Required action
Search the material for the string "title" and copy each line where it occurs.

┌──

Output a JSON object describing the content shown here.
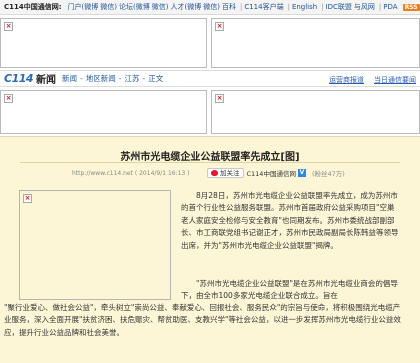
{
  "topbar": {
    "site_name": "C114中国通信网:",
    "nav": [
      "门户(微博",
      "微信)",
      "论坛(微博",
      "微信)",
      "人才(微博",
      "微信)",
      "百科",
      "C114客户端",
      "English",
      "IDC联盟",
      "与风网",
      "PDA"
    ],
    "rss_label": "RSS"
  },
  "section": {
    "logo": "C114",
    "logo_news": "新闻",
    "breadcrumb": [
      "新闻",
      "地区新闻",
      "江苏",
      "正文"
    ],
    "links": [
      "运营商报道",
      "当日通信要闻"
    ]
  },
  "article": {
    "title": "苏州市光电缆企业公益联盟率先成立[图]",
    "meta": "http://www.c114.net  ( 2014/9/1 16:13 )",
    "follow_label": "加关注",
    "account_name": "C114中国通信网",
    "verified_mark": "V",
    "fans": "(粉丝47万)",
    "paragraph1": "8月28日，苏州市光电缆企业公益联盟率先成立，成为苏州市的首个行业性公益服务联盟。苏州市首届政府公益采购项目\"空巢老人家庭安全检修与安全教育\"也同期发布。苏州市委统战部副部长、市工商联党组书记谢正才，苏州市民政局副局长陈韩益等领导出席，并为\"苏州市光电缆企业公益联盟\"揭牌。",
    "paragraph2": "\"苏州市光电缆企业公益联盟\"是在苏州市光电缆业商会的倡导下，由全市100多家光电缆企业联合成立。旨在",
    "paragraph3": "\"聚行业爱心、做社会公益\"，牵头树立\"崇尚公益、奉献爱心、回报社会、服务民众\"的宗旨与使命，将积极围绕光电缆产业服务，深入全面开展\"扶贫济困、扶危赈灾、帮贫助医、支教兴学\"等社会公益，以进一步发挥苏州市光电缆行业公益效应，提升行业公益品牌和社会美誉。"
  },
  "colors": {
    "article_bg": "#fdf6d6",
    "link_blue": "#225599",
    "rss_orange": "#f07d1a"
  }
}
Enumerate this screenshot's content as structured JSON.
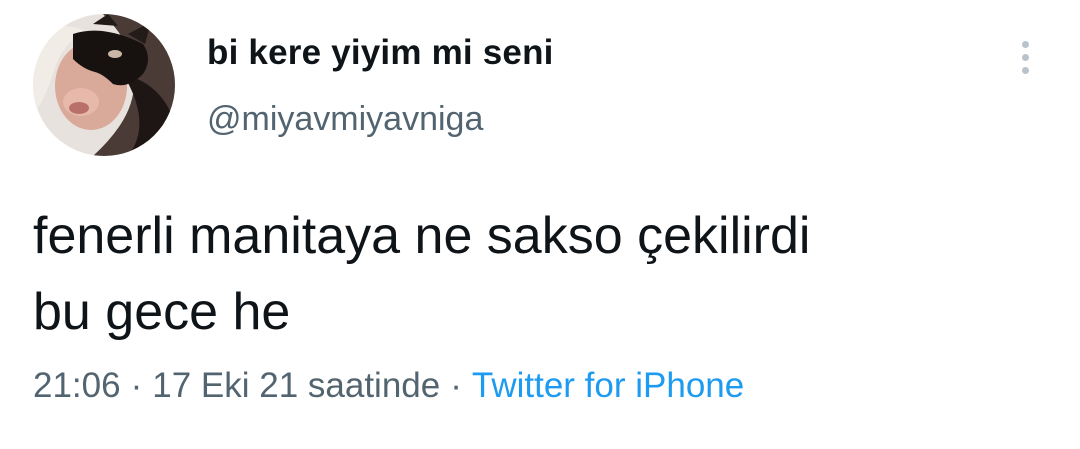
{
  "tweet": {
    "author": {
      "display_name": "bi kere yiyim mi seni",
      "handle": "@miyavmiyavniga",
      "avatar_icon": "profile-photo"
    },
    "text_line_1": "fenerli manitaya ne sakso çekilirdi",
    "text_line_2": "bu gece he",
    "meta": {
      "time": "21:06",
      "separator": "·",
      "date": "17 Eki 21 saatinde",
      "source": "Twitter for iPhone"
    },
    "more_icon": "more-options-vertical"
  },
  "colors": {
    "text": "#0f1419",
    "secondary": "#536471",
    "link": "#1d9bf0",
    "background": "#ffffff"
  }
}
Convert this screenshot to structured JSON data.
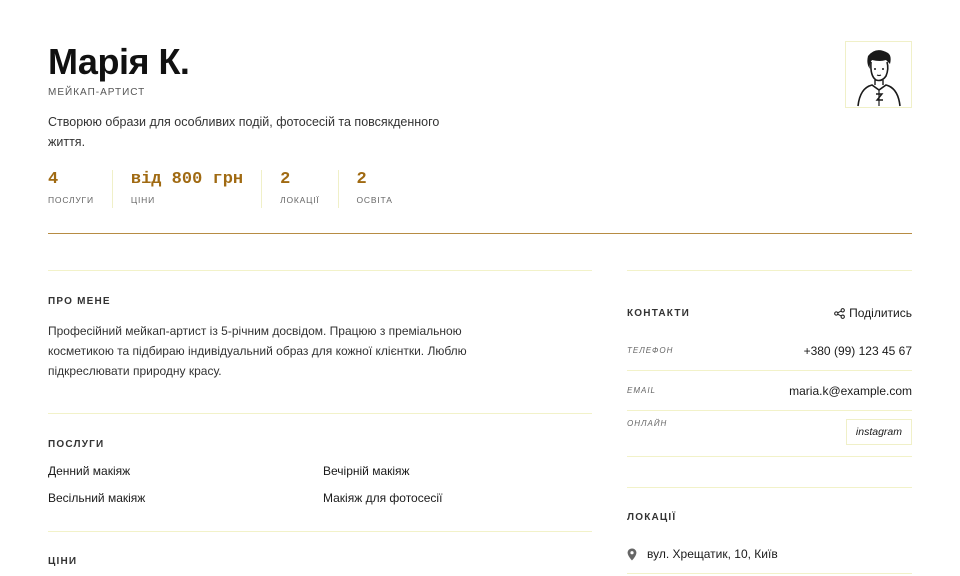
{
  "profile": {
    "name": "Марія К.",
    "role": "МЕЙКАП-АРТИСТ",
    "tagline": "Створюю образи для особливих подій, фотосесій та повсякденного життя."
  },
  "stats": [
    {
      "value": "4",
      "label": "ПОСЛУГИ"
    },
    {
      "value": "від 800 грн",
      "label": "ЦІНИ"
    },
    {
      "value": "2",
      "label": "ЛОКАЦІЇ"
    },
    {
      "value": "2",
      "label": "ОСВІТА"
    }
  ],
  "about": {
    "title": "ПРО МЕНЕ",
    "text": "Професійний мейкап-артист із 5-річним досвідом. Працюю з преміальною косметикою та підбираю індивідуальний образ для кожної клієнтки. Люблю підкреслювати природну красу."
  },
  "services": {
    "title": "ПОСЛУГИ",
    "items": [
      "Денний макіяж",
      "Вечірній макіяж",
      "Весільний макіяж",
      "Макіяж для фотосесії"
    ]
  },
  "prices": {
    "title": "ЦІНИ"
  },
  "contacts": {
    "title": "КОНТАКТИ",
    "share_label": "Поділитись",
    "phone_label": "ТЕЛЕФОН",
    "phone": "+380 (99) 123 45 67",
    "email_label": "EMAIL",
    "email": "maria.k@example.com",
    "online_label": "ОНЛАЙН",
    "instagram_label": "instagram"
  },
  "locations": {
    "title": "ЛОКАЦІЇ",
    "items": [
      "вул. Хрещатик, 10, Київ"
    ]
  },
  "colors": {
    "accent": "#a06a12",
    "divider": "#b78c43",
    "soft_line": "#f2f2c9"
  }
}
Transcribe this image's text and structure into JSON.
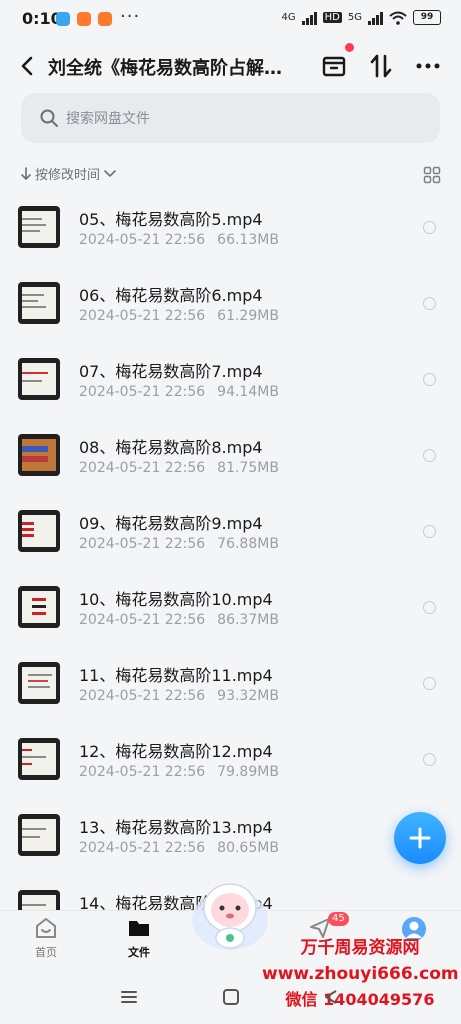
{
  "status_bar": {
    "time": "0:10",
    "network_1": "4G",
    "network_2": "5G",
    "hd": "HD",
    "battery": "99"
  },
  "header": {
    "title": "刘全统《梅花易数高阶占解…",
    "back_icon": "back-arrow-icon",
    "icons": [
      "archive-box-icon",
      "sort-updown-icon",
      "more-dots-icon"
    ]
  },
  "search": {
    "placeholder": "搜索网盘文件"
  },
  "sort": {
    "label": "按修改时间"
  },
  "files": [
    {
      "name": "05、梅花易数高阶5.mp4",
      "date": "2024-05-21  22:56",
      "size": "66.13MB"
    },
    {
      "name": "06、梅花易数高阶6.mp4",
      "date": "2024-05-21  22:56",
      "size": "61.29MB"
    },
    {
      "name": "07、梅花易数高阶7.mp4",
      "date": "2024-05-21  22:56",
      "size": "94.14MB"
    },
    {
      "name": "08、梅花易数高阶8.mp4",
      "date": "2024-05-21  22:56",
      "size": "81.75MB"
    },
    {
      "name": "09、梅花易数高阶9.mp4",
      "date": "2024-05-21  22:56",
      "size": "76.88MB"
    },
    {
      "name": "10、梅花易数高阶10.mp4",
      "date": "2024-05-21  22:56",
      "size": "86.37MB"
    },
    {
      "name": "11、梅花易数高阶11.mp4",
      "date": "2024-05-21  22:56",
      "size": "93.32MB"
    },
    {
      "name": "12、梅花易数高阶12.mp4",
      "date": "2024-05-21  22:56",
      "size": "79.89MB"
    },
    {
      "name": "13、梅花易数高阶13.mp4",
      "date": "2024-05-21  22:56",
      "size": "80.65MB"
    },
    {
      "name": "14、梅花易数高阶14.mp4",
      "date": "",
      "size": ""
    }
  ],
  "bottom_nav": {
    "home": "首页",
    "files": "文件",
    "share_badge": "45"
  },
  "watermark": {
    "line1": "万千周易资源网",
    "line2": "www.zhouyi666.com",
    "line3": "微信 1404049576"
  },
  "colors": {
    "accent": "#1b8cff",
    "badge": "#ff4d5a",
    "watermark": "#e0141e"
  }
}
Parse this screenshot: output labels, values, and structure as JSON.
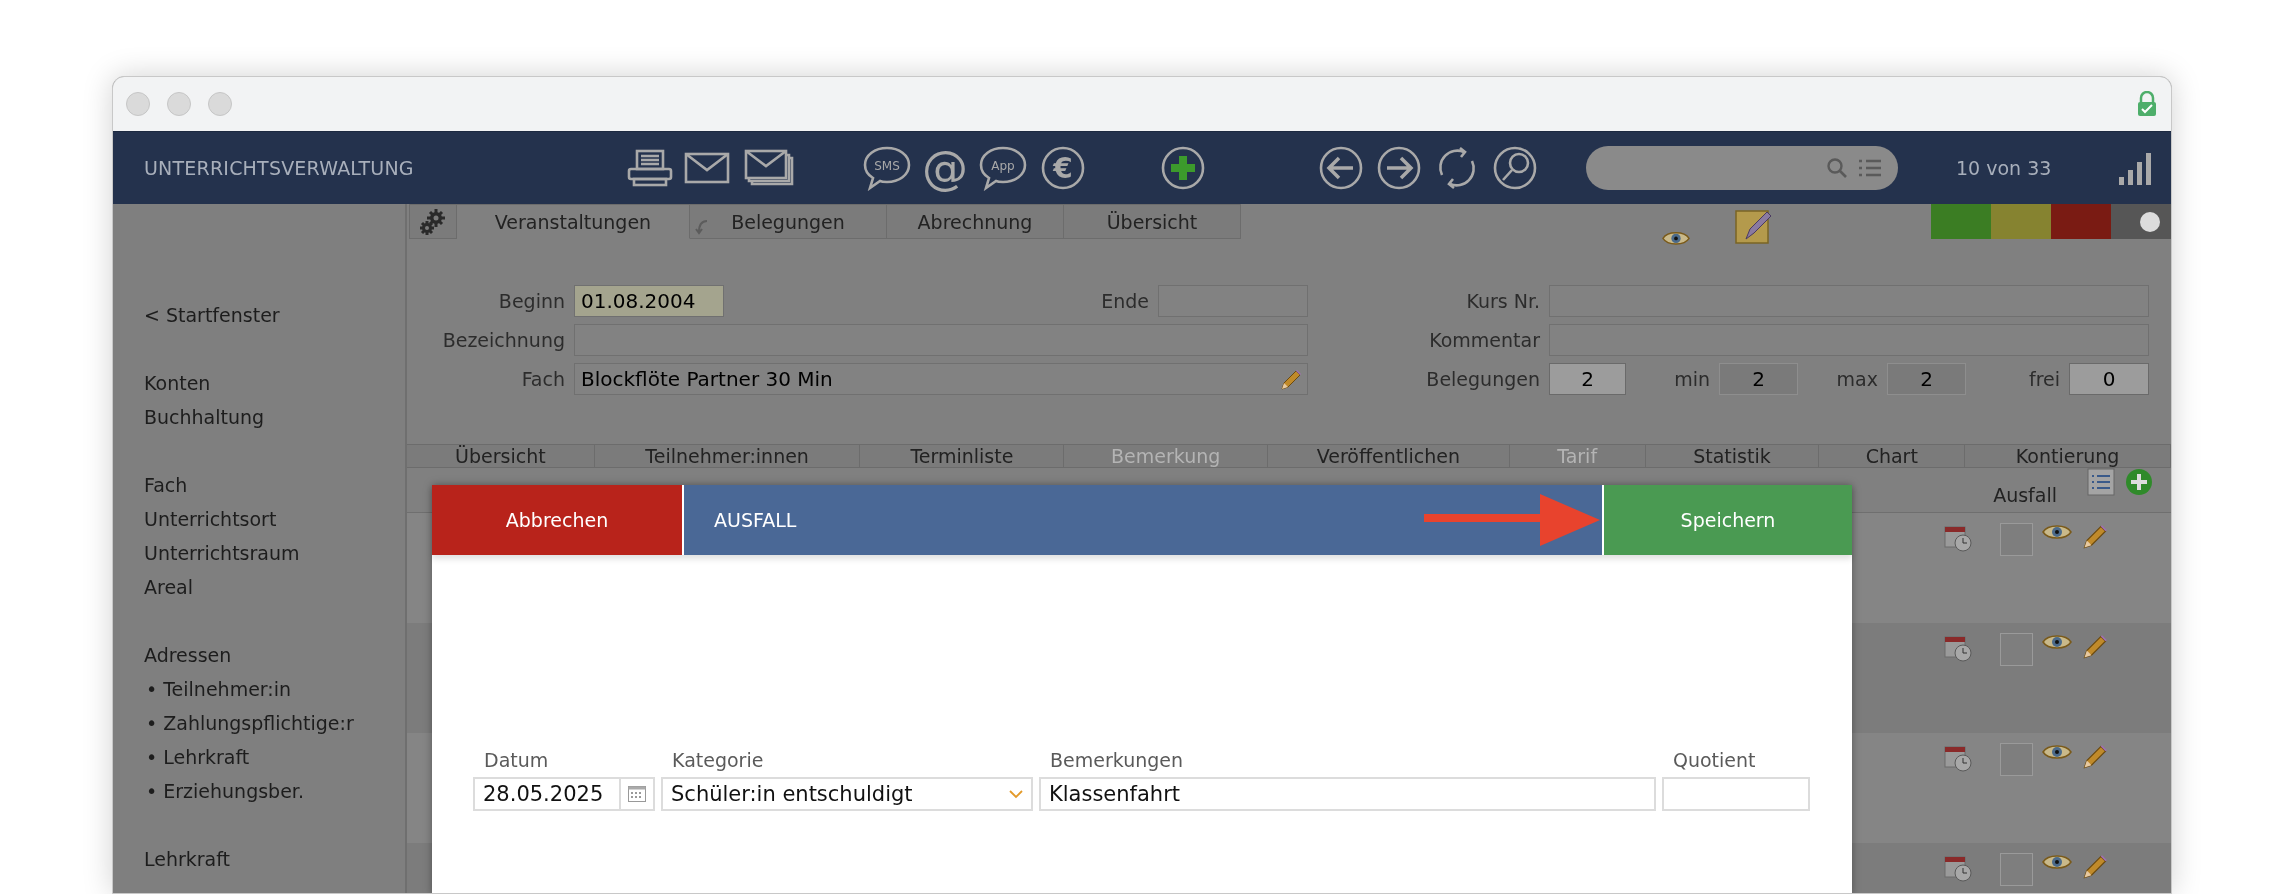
{
  "window": {
    "title": "UNTERRICHTSVERWALTUNG",
    "record_counter": "10 von 33"
  },
  "toolbar": [
    {
      "kind": "printer"
    },
    {
      "kind": "mail"
    },
    {
      "kind": "mail-stack"
    },
    {
      "kind": "bubble",
      "glyph": "SMS"
    },
    {
      "kind": "glyph",
      "glyph": "@"
    },
    {
      "kind": "bubble",
      "glyph": "App"
    },
    {
      "kind": "ring-glyph",
      "glyph": "€"
    },
    {
      "kind": "add"
    },
    {
      "kind": "back"
    },
    {
      "kind": "forward"
    },
    {
      "kind": "refresh"
    },
    {
      "kind": "search"
    }
  ],
  "sidebar": {
    "groups": [
      {
        "items": [
          {
            "label": "< Startfenster"
          }
        ]
      },
      {
        "items": [
          {
            "label": "Konten"
          },
          {
            "label": "Buchhaltung"
          }
        ]
      },
      {
        "items": [
          {
            "label": "Fach"
          },
          {
            "label": "Unterrichtsort"
          },
          {
            "label": "Unterrichtsraum"
          },
          {
            "label": "Areal"
          }
        ]
      },
      {
        "items": [
          {
            "label": "Adressen",
            "children": [
              {
                "label": "• Teilnehmer:in"
              },
              {
                "label": "• Zahlungspflichtige:r"
              },
              {
                "label": "• Lehrkraft"
              },
              {
                "label": "• Erziehungsber."
              }
            ]
          }
        ]
      },
      {
        "items": [
          {
            "label": "Lehrkraft"
          }
        ]
      }
    ]
  },
  "main_tabs": [
    {
      "label": "Veranstaltungen",
      "selected": true
    },
    {
      "label": "Belegungen",
      "selected": false
    },
    {
      "label": "Abrechnung",
      "selected": false
    },
    {
      "label": "Übersicht",
      "selected": false
    }
  ],
  "status_colors": [
    {
      "color": "#3b7d23",
      "selected": false
    },
    {
      "color": "#868330",
      "selected": false
    },
    {
      "color": "#7a1b13",
      "selected": false
    },
    {
      "color": "#565656",
      "selected": true
    }
  ],
  "form": {
    "beginn": {
      "label": "Beginn",
      "value": "01.08.2004"
    },
    "ende": {
      "label": "Ende"
    },
    "bezeichnung": {
      "label": "Bezeichnung"
    },
    "fach": {
      "label": "Fach",
      "value": "Blockflöte Partner 30 Min"
    },
    "kurs_nr": {
      "label": "Kurs Nr."
    },
    "kommentar": {
      "label": "Kommentar"
    },
    "belegungen": {
      "label": "Belegungen",
      "value": "2",
      "readonly": true
    },
    "min": {
      "label": "min",
      "value": "2",
      "readonly": false
    },
    "max": {
      "label": "max",
      "value": "2",
      "readonly": false
    },
    "frei": {
      "label": "frei",
      "value": "0",
      "readonly": true
    }
  },
  "sub_tabs": [
    {
      "label": "Übersicht",
      "disabled": false
    },
    {
      "label": "Teilnehmer:innen",
      "disabled": false
    },
    {
      "label": "Terminliste",
      "disabled": false
    },
    {
      "label": "Bemerkung",
      "disabled": true
    },
    {
      "label": "Veröffentlichen",
      "disabled": false
    },
    {
      "label": "Tarif",
      "disabled": true
    },
    {
      "label": "Statistik",
      "disabled": false
    },
    {
      "label": "Chart",
      "disabled": false
    },
    {
      "label": "Kontierung",
      "disabled": false
    }
  ],
  "list": {
    "column_header": "Ausfall",
    "rows": [
      {
        "checked": false
      },
      {
        "checked": false
      },
      {
        "checked": false
      },
      {
        "checked": false
      }
    ]
  },
  "dialog": {
    "cancel": "Abbrechen",
    "title": "AUSFALL",
    "save": "Speichern",
    "fields": [
      {
        "label": "Datum",
        "value": "28.05.2025",
        "kind": "date"
      },
      {
        "label": "Kategorie",
        "value": "Schüler:in entschuldigt",
        "kind": "select"
      },
      {
        "label": "Bemerkungen",
        "value": "Klassenfahrt",
        "kind": "text"
      },
      {
        "label": "Quotient",
        "kind": "text"
      }
    ]
  }
}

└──

Solved problem
    "title": "苏州市光电缆企业公益联盟率先成立[图]",
    "title": "ПРО МЕНЕ",
    "title": "ПОСЛУГИ",
    "title": "ЦІНИ"
    "title": "КОНТАКТИ",
    "title": "ЛОКАЦІЇ",
    "title": "刘全统《梅花易数高阶占解…",
    "title": "UNTERRICHTSVERWALTUNG",
    "title": "AUSFALL",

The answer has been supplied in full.